The government is seeking collective support from oil palm planters, millers, refiners and other downstream business owners to mandate the Malaysian Sustainable Palm Oil (MSPO) certification.

“The MSPO certification is currently voluntary and the way forward is to make it mandatory,” said Plantation Industries and Commodities Minister Datuk Seri Mah Siew Keong.

“I know making MSPO mandatory is tough and can be very costly for smallholders. The government assures the implementation of MSPO will be practical,” the minister said.

There are some 500,000 smallholders in Malaysia and Mah acknowledged getting all of them MSPO-certified is tough but necessary for the long-term prospects of the industry.

“Some planters have five acres, others have 10 acres under oil palm cultivation. We are looking at grouping them in clusters and having them certified collectively," he said.

“We shall work on getting the MSPO to gain international acceptance as the brand confirms palm oil is being produced on a balanced need of People, Profit and Planet.

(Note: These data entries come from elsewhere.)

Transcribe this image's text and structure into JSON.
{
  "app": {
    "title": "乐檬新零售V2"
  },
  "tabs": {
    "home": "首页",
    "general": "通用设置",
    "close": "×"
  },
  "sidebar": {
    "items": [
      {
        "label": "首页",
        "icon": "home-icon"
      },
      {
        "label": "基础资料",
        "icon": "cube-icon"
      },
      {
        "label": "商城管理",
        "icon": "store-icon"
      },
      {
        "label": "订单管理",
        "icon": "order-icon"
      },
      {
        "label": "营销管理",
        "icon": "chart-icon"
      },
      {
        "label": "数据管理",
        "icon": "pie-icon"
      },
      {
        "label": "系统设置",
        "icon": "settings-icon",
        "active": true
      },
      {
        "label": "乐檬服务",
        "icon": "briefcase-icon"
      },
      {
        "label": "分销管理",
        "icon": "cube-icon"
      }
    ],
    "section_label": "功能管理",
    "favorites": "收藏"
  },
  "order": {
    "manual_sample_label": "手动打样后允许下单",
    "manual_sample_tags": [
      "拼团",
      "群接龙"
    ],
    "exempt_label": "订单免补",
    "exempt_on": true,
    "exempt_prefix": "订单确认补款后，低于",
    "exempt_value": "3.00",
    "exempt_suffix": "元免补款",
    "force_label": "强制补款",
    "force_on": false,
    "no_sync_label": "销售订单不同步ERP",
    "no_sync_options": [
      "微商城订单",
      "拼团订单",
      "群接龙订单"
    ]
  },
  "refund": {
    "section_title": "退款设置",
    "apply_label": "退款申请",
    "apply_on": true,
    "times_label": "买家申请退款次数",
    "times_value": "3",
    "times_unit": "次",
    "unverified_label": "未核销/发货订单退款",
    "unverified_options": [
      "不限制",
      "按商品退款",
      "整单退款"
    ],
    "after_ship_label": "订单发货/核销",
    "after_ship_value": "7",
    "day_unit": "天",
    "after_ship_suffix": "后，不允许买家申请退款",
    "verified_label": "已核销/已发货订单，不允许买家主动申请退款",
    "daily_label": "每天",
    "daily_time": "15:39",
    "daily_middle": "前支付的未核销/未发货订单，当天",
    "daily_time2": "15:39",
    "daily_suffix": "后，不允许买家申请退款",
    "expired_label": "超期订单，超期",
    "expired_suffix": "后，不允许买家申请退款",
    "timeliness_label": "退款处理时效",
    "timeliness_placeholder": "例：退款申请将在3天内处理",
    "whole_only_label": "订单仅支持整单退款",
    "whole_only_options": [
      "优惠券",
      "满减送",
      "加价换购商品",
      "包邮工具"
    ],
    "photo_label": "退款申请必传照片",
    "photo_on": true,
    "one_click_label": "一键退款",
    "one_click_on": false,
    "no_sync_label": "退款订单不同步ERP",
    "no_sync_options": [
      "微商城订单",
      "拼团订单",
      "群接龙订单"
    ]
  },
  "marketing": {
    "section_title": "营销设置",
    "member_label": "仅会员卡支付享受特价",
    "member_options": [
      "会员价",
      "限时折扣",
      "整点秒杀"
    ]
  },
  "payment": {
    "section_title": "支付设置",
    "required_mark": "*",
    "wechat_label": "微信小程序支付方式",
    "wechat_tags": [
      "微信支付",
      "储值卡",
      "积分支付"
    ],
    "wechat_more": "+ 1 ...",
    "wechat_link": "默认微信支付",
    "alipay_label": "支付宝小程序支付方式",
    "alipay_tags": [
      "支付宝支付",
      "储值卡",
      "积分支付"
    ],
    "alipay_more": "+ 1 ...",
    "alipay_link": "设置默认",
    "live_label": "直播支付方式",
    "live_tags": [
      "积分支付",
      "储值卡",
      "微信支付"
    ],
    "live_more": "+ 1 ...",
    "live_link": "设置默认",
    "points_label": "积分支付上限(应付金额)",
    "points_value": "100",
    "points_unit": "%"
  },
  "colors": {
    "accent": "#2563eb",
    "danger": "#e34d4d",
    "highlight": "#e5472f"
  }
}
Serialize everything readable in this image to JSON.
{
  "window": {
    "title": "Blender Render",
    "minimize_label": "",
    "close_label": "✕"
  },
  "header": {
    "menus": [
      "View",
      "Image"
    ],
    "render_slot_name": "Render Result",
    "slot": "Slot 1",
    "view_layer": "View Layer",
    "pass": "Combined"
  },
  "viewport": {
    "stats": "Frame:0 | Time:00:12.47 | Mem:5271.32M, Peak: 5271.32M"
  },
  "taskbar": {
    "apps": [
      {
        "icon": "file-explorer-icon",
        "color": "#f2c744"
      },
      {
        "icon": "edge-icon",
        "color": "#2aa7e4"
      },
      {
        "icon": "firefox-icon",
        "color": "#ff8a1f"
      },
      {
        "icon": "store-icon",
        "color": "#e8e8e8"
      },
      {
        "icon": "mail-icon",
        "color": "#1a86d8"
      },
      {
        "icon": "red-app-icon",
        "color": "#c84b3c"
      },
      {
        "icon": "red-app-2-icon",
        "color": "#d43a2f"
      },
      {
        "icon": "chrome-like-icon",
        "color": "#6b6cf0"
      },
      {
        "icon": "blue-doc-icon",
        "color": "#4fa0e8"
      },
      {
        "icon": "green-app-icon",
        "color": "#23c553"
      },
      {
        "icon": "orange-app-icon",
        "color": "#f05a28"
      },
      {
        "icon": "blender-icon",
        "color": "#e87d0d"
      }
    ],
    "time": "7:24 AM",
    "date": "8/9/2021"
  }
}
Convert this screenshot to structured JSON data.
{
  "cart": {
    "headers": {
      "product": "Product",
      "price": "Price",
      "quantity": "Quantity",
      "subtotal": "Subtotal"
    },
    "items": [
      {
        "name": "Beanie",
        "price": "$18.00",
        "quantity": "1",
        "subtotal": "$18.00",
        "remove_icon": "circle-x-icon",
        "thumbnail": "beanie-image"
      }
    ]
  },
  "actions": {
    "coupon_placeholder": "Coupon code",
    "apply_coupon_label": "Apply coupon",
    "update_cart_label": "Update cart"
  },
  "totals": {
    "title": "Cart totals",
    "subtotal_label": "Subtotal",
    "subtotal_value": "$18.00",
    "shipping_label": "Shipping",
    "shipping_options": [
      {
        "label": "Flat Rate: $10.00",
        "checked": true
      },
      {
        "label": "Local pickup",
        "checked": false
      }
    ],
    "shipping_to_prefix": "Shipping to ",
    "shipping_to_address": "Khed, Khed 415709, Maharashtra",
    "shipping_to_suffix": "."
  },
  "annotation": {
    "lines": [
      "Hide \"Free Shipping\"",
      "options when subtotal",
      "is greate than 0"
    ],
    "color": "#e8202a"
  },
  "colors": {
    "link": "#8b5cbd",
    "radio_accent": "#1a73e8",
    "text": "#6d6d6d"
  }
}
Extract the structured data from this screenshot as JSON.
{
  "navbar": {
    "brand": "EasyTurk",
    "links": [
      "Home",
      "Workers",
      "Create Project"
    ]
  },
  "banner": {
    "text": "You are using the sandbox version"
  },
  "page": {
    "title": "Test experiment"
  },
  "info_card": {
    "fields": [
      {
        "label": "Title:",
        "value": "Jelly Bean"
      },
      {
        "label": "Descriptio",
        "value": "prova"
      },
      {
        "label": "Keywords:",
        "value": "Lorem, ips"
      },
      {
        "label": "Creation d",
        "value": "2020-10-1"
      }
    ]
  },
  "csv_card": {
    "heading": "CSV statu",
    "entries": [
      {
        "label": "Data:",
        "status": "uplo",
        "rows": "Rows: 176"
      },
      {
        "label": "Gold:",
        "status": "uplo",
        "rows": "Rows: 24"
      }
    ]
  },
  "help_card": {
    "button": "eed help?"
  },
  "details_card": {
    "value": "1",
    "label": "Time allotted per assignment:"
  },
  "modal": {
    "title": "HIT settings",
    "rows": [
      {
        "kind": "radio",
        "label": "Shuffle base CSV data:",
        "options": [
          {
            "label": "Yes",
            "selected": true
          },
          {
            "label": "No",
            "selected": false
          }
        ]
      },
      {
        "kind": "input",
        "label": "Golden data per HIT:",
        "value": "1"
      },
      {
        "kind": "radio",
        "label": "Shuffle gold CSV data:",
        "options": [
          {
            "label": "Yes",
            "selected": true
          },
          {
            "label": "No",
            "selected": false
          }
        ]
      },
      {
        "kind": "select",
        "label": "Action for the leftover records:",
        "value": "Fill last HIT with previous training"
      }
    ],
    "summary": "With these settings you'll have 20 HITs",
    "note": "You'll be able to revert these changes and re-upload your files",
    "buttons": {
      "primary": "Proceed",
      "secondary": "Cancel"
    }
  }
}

“We shall also promote premium pricing for the value add that goes into this nationally certified palm oil,” he told reporters after opening an MSPO stakeholders meeting here today.

He explained the MSPO is essentially a reflection of an unified code of laws concerning best practices throughout the supply chain, from oil palm planting to palm oil processing.

It was first modelled in line with the principles of the World Trade Organisation (WTO) that promotes freer movement of goods and services.

The objective of the MSPO is to facilitate better palm oil market access through multilateral or bilateral free trade agreements with buyers.

Copyright New Straits Times